The most important concept in using databases is to think about retrieval at the time you are doing the data entry. How do you want to retrieve the data in the future? If you want a search to be shown in a list selected by record type, be sure to include the appropriate type at the time of data entry. Several customers have asked about whether they should record birth, marriage, and death records as vital records or separately as birth, marriage, or death. To answer that question, consider how you want to retrieve the entries. To see all vital record searches in one list, categorize them as “vital records.” To see only the birth entries for analysis purposes, without seeing the marriage and death records, categorize each one as a separate type. 

Another example is when a source will be searched for more than one surname. It is possible to put additional surnames in the “comments” field so that the search is entered only once, but if you want to be able to find that entry by surname in the future, create a search entry for each surname. That way, the search engine can retrieve exactly what you are looking for. Yes, this means that the search is input three times if you are searching for three surnames, but this process only takes a few minutes, and you will forever be able to find all three entries according to the surname you want to report and analyze. Think retrieval, and your data entry will be higher quality and you’ll be much more pleased with the ability to find the information again in the future. 

Announcing: A new “objective report” format

Today, we are announcing a new expanded objectives report format. It is now possible to select one or more objectives and create a report including all of the related searches and results.
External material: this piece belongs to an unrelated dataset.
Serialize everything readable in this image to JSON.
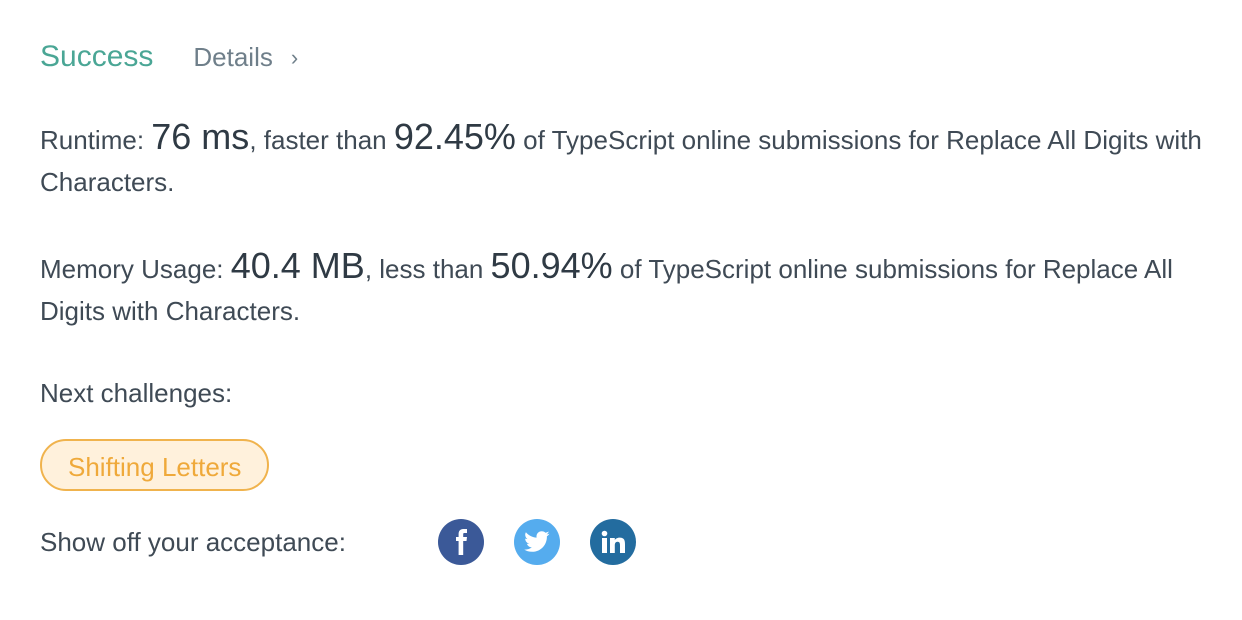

As with other reports, this format can be saved as a PDF file or exported to Excel®. 

To create an objective report, click on “Search Your Logs” and leave the “Find” setting on “Objectives.” 

Set any desired terms to narrow the search, or leave the default settings to return a list of all objectives in the log. Click “Search.” In the list that is returned, click on the check boxes to the left of each objective to be included in the report, or click “Select All” in the upper left corner of the screen. 

When you click “Report,” a new menu will open asking whether to include “Objectives only,” “Objectives and related searches,” or “Objectives, related searches and results.” 

Make a selection, then click “Next.” Choose PDF or Excel format, then click “Create.” The report will be generated instantly.

This new format can be created for a single objective, several selected objectives, or every objective in the log. The PDF and Excel files can be saved on your computer hard drive, and all hyperlinks are active. Track your progress on each goal that has been set, using these reports to assist in the analysis process. Try it today!

ResearchTies: Approved for use in ICAPGen professional credentialing applications

The testing committee of the International Commission for the Accreditation of Professional Genealogists (ICAPGen) has approved the use of ResearchTies research logs in applications for Accredited Genealogist® testing. Record your research completely yet rapidly, knowing that this tool will help you meet professional standards. You can use ResearchTies with confidence!